**WORK INSTRUCTION:** Copy the complete listing word for word, but do not carry over any images.

**DATASET ENTRIES:**
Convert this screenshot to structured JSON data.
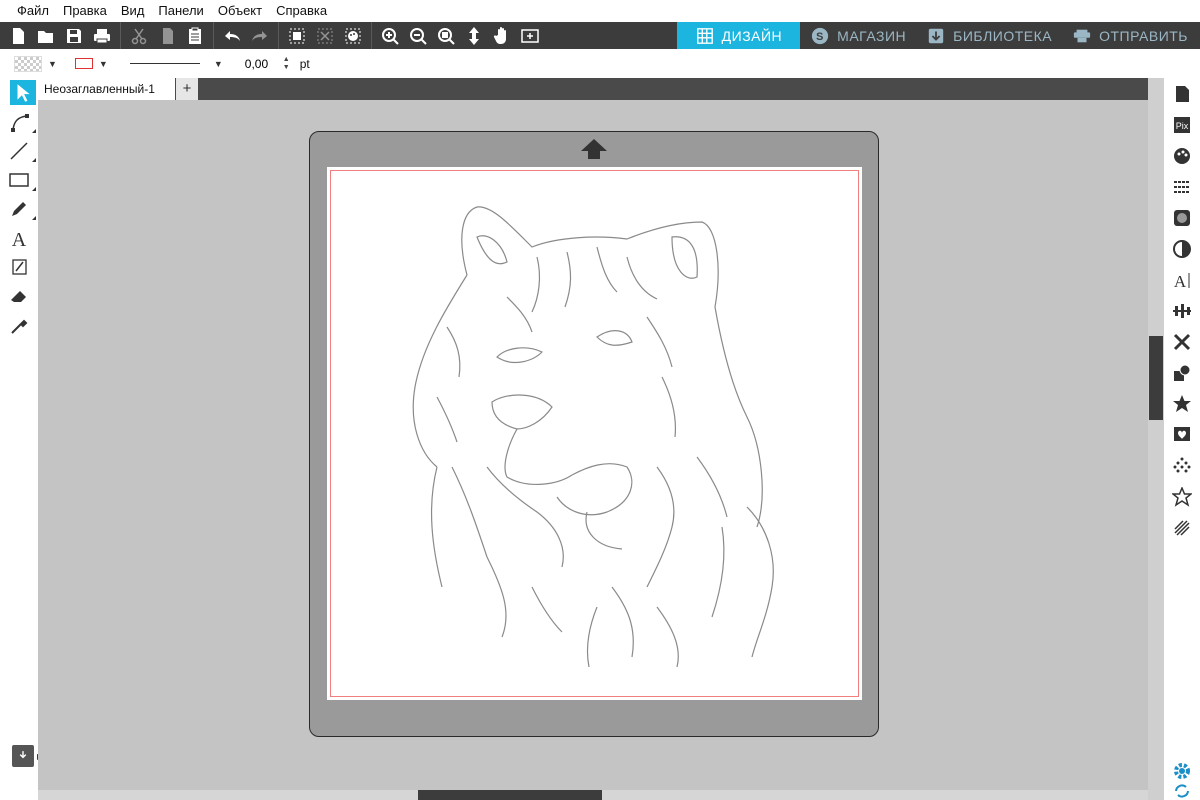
{
  "menu": [
    "Файл",
    "Правка",
    "Вид",
    "Панели",
    "Объект",
    "Справка"
  ],
  "toolbar": {
    "groups": [
      [
        "new-icon",
        "open-icon",
        "save-icon",
        "print-icon"
      ],
      [
        "cut-icon",
        "copy-icon",
        "paste-icon"
      ],
      [
        "undo-icon",
        "redo-icon"
      ],
      [
        "group-icon",
        "ungroup-icon",
        "fill-color-icon"
      ],
      [
        "zoom-in-icon",
        "zoom-out-icon",
        "zoom-select-icon",
        "drag-icon",
        "pan-icon",
        "fit-page-icon"
      ]
    ],
    "nav_tabs": [
      {
        "id": "design",
        "label": "ДИЗАЙН",
        "icon": "grid-icon",
        "active": true
      },
      {
        "id": "store",
        "label": "МАГАЗИН",
        "icon": "store-icon",
        "active": false
      },
      {
        "id": "library",
        "label": "БИБЛИОТЕКА",
        "icon": "library-icon",
        "active": false
      },
      {
        "id": "send",
        "label": "ОТПРАВИТЬ",
        "icon": "cutter-icon",
        "active": false
      }
    ],
    "active_color": "#1bb5e0"
  },
  "properties": {
    "line_width": "0,00",
    "unit": "pt",
    "line_color": "#e03030"
  },
  "document": {
    "tab_title": "Неозаглавленный-1",
    "add_tab": "+"
  },
  "left_tools": [
    "select-icon",
    "edit-points-icon",
    "line-icon",
    "rectangle-icon",
    "pencil-icon",
    "text-icon",
    "knife-icon",
    "eraser-icon",
    "eyedropper-icon"
  ],
  "right_panels": [
    "page-setup-icon",
    "pixscan-icon",
    "fill-panel-icon",
    "line-style-icon",
    "pattern-icon",
    "trace-icon",
    "text-style-icon",
    "align-icon",
    "replicate-icon",
    "modify-icon",
    "offset-icon",
    "trace-panel-icon",
    "rhinestone-icon",
    "sketch-icon",
    "emboss-icon"
  ],
  "bottom_right": [
    "settings-icon",
    "sync-icon"
  ]
}
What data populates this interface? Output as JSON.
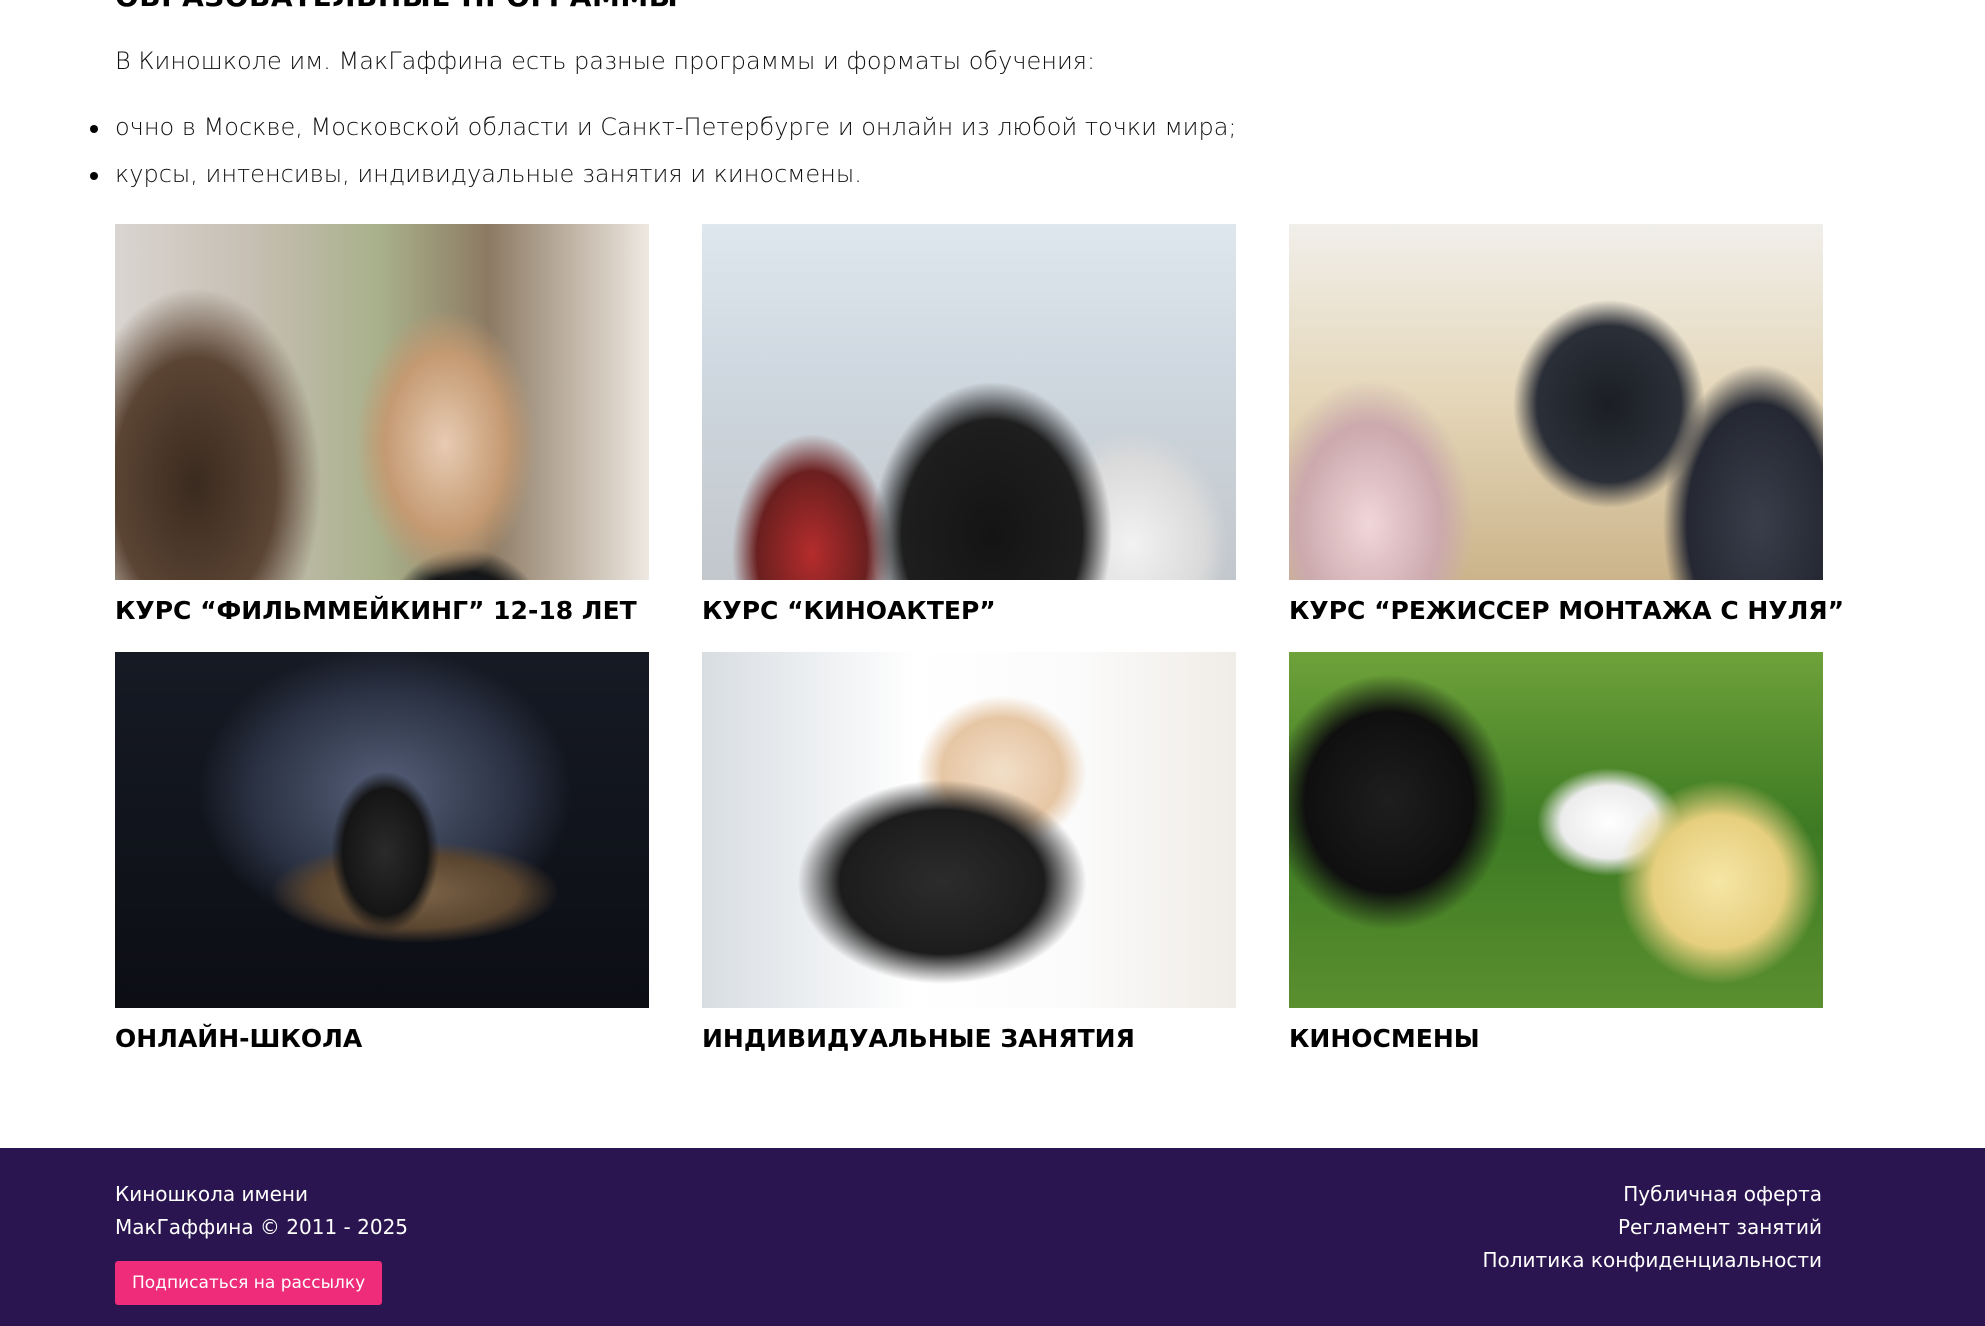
{
  "section": {
    "title": "ОБРАЗОВАТЕЛЬНЫЕ ПРОГРАММЫ",
    "intro": "В Киношколе им. МакГаффина есть разные программы и форматы обучения:",
    "bullets": [
      "очно в Москве, Московской области и Санкт-Петербурге и онлайн из любой точки мира;",
      "курсы, интенсивы, индивидуальные занятия и киносмены."
    ]
  },
  "programs": [
    {
      "title": "КУРС “ФИЛЬММЕЙКИНГ” 12-18 ЛЕТ"
    },
    {
      "title": "КУРС “КИНОАКТЕР”"
    },
    {
      "title": "КУРС “РЕЖИССЕР МОНТАЖА С НУЛЯ”"
    },
    {
      "title": "ОНЛАЙН-ШКОЛА"
    },
    {
      "title": "ИНДИВИДУАЛЬНЫЕ ЗАНЯТИЯ"
    },
    {
      "title": "КИНОСМЕНЫ"
    }
  ],
  "footer": {
    "copyright_line1": "Киношкола имени",
    "copyright_line2": "МакГаффина © 2011 - 2025",
    "subscribe_label": "Подписаться на рассылку",
    "links": [
      "Публичная оферта",
      "Регламент занятий",
      "Политика конфиденциальности"
    ]
  },
  "colors": {
    "footer_bg": "#2a1550",
    "accent": "#ee2c7a",
    "text": "#111111"
  }
}
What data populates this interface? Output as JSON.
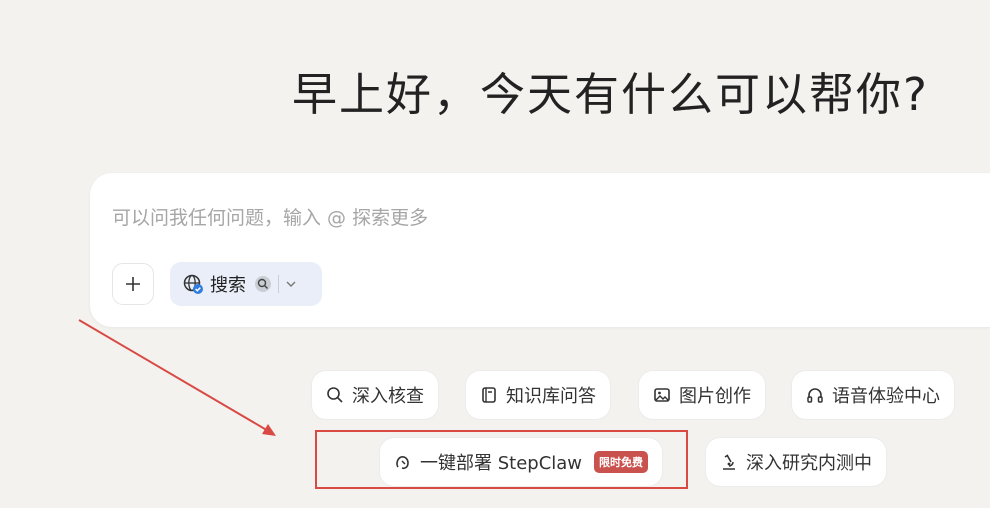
{
  "greeting": "早上好，今天有什么可以帮你?",
  "composer": {
    "placeholder": "可以问我任何问题，输入 @ 探索更多",
    "plus_icon": "plus-icon",
    "search_chip": {
      "label": "搜索",
      "icon": "globe-check-icon",
      "mini_icon": "search-engine-icon",
      "dropdown_icon": "chevron-down-icon"
    }
  },
  "suggestions": [
    {
      "label": "深入核查",
      "icon": "search-check-icon"
    },
    {
      "label": "知识库问答",
      "icon": "book-icon"
    },
    {
      "label": "图片创作",
      "icon": "image-icon"
    },
    {
      "label": "语音体验中心",
      "icon": "headphones-icon"
    },
    {
      "label": "一键部署 StepClaw",
      "icon": "claw-icon",
      "badge": "限时免费"
    },
    {
      "label": "深入研究内测中",
      "icon": "microscope-icon"
    }
  ],
  "colors": {
    "background": "#f3f2ef",
    "annotation": "#d94a44",
    "badge": "#c9524e",
    "search_chip_bg": "#e9eef8"
  }
}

**EXPECTED ANSWER:**
Convert this screenshot to structured JSON data.
{
  "menu": [
    "Файл",
    "Правка",
    "Вид",
    "Панели",
    "Объект",
    "Справка"
  ],
  "toolbar": {
    "groups": [
      [
        "new-icon",
        "open-icon",
        "save-icon",
        "print-icon"
      ],
      [
        "cut-icon",
        "copy-icon",
        "paste-icon"
      ],
      [
        "undo-icon",
        "redo-icon"
      ],
      [
        "group-icon",
        "ungroup-icon",
        "fill-color-icon"
      ],
      [
        "zoom-in-icon",
        "zoom-out-icon",
        "zoom-select-icon",
        "drag-icon",
        "pan-icon",
        "fit-page-icon"
      ]
    ],
    "nav_tabs": [
      {
        "id": "design",
        "label": "ДИЗАЙН",
        "icon": "grid-icon",
        "active": true
      },
      {
        "id": "store",
        "label": "МАГАЗИН",
        "icon": "store-icon",
        "active": false
      },
      {
        "id": "library",
        "label": "БИБЛИОТЕКА",
        "icon": "library-icon",
        "active": false
      },
      {
        "id": "send",
        "label": "ОТПРАВИТЬ",
        "icon": "cutter-icon",
        "active": false
      }
    ],
    "active_color": "#1bb5e0"
  },
  "properties": {
    "line_width": "0,00",
    "unit": "pt",
    "line_color": "#e03030"
  },
  "document": {
    "tab_title": "Неозаглавленный-1",
    "add_tab": "+"
  },
  "left_tools": [
    "select-icon",
    "edit-points-icon",
    "line-icon",
    "rectangle-icon",
    "pencil-icon",
    "text-icon",
    "knife-icon",
    "eraser-icon",
    "eyedropper-icon"
  ],
  "right_panels": [
    "page-setup-icon",
    "pixscan-icon",
    "fill-panel-icon",
    "line-style-icon",
    "pattern-icon",
    "trace-icon",
    "text-style-icon",
    "align-icon",
    "replicate-icon",
    "modify-icon",
    "offset-icon",
    "trace-panel-icon",
    "rhinestone-icon",
    "sketch-icon",
    "emboss-icon"
  ],
  "bottom_right": [
    "settings-icon",
    "sync-icon"
  ]
}
What data populates this interface? Output as JSON.
{
  "section": {
    "title": "ОБРАЗОВАТЕЛЬНЫЕ ПРОГРАММЫ",
    "intro": "В Киношколе им. МакГаффина есть разные программы и форматы обучения:",
    "bullets": [
      "очно в Москве, Московской области и Санкт-Петербурге и онлайн из любой точки мира;",
      "курсы, интенсивы, индивидуальные занятия и киносмены."
    ]
  },
  "programs": [
    {
      "title": "КУРС “ФИЛЬММЕЙКИНГ” 12-18 ЛЕТ"
    },
    {
      "title": "КУРС “КИНОАКТЕР”"
    },
    {
      "title": "КУРС “РЕЖИССЕР МОНТАЖА С НУЛЯ”"
    },
    {
      "title": "ОНЛАЙН-ШКОЛА"
    },
    {
      "title": "ИНДИВИДУАЛЬНЫЕ ЗАНЯТИЯ"
    },
    {
      "title": "КИНОСМЕНЫ"
    }
  ],
  "footer": {
    "copyright_line1": "Киношкола имени",
    "copyright_line2": "МакГаффина © 2011 - 2025",
    "subscribe_label": "Подписаться на рассылку",
    "links": [
      "Публичная оферта",
      "Регламент занятий",
      "Политика конфиденциальности"
    ]
  },
  "colors": {
    "footer_bg": "#2a1550",
    "accent": "#ee2c7a",
    "text": "#111111"
  }
}
What data populates this interface? Output as JSON.
{
  "greeting": "早上好，今天有什么可以帮你?",
  "composer": {
    "placeholder": "可以问我任何问题，输入 @ 探索更多",
    "plus_icon": "plus-icon",
    "search_chip": {
      "label": "搜索",
      "icon": "globe-check-icon",
      "mini_icon": "search-engine-icon",
      "dropdown_icon": "chevron-down-icon"
    }
  },
  "suggestions": [
    {
      "label": "深入核查",
      "icon": "search-check-icon"
    },
    {
      "label": "知识库问答",
      "icon": "book-icon"
    },
    {
      "label": "图片创作",
      "icon": "image-icon"
    },
    {
      "label": "语音体验中心",
      "icon": "headphones-icon"
    },
    {
      "label": "一键部署 StepClaw",
      "icon": "claw-icon",
      "badge": "限时免费"
    },
    {
      "label": "深入研究内测中",
      "icon": "microscope-icon"
    }
  ],
  "colors": {
    "background": "#f3f2ef",
    "annotation": "#d94a44",
    "badge": "#c9524e",
    "search_chip_bg": "#e9eef8"
  }
}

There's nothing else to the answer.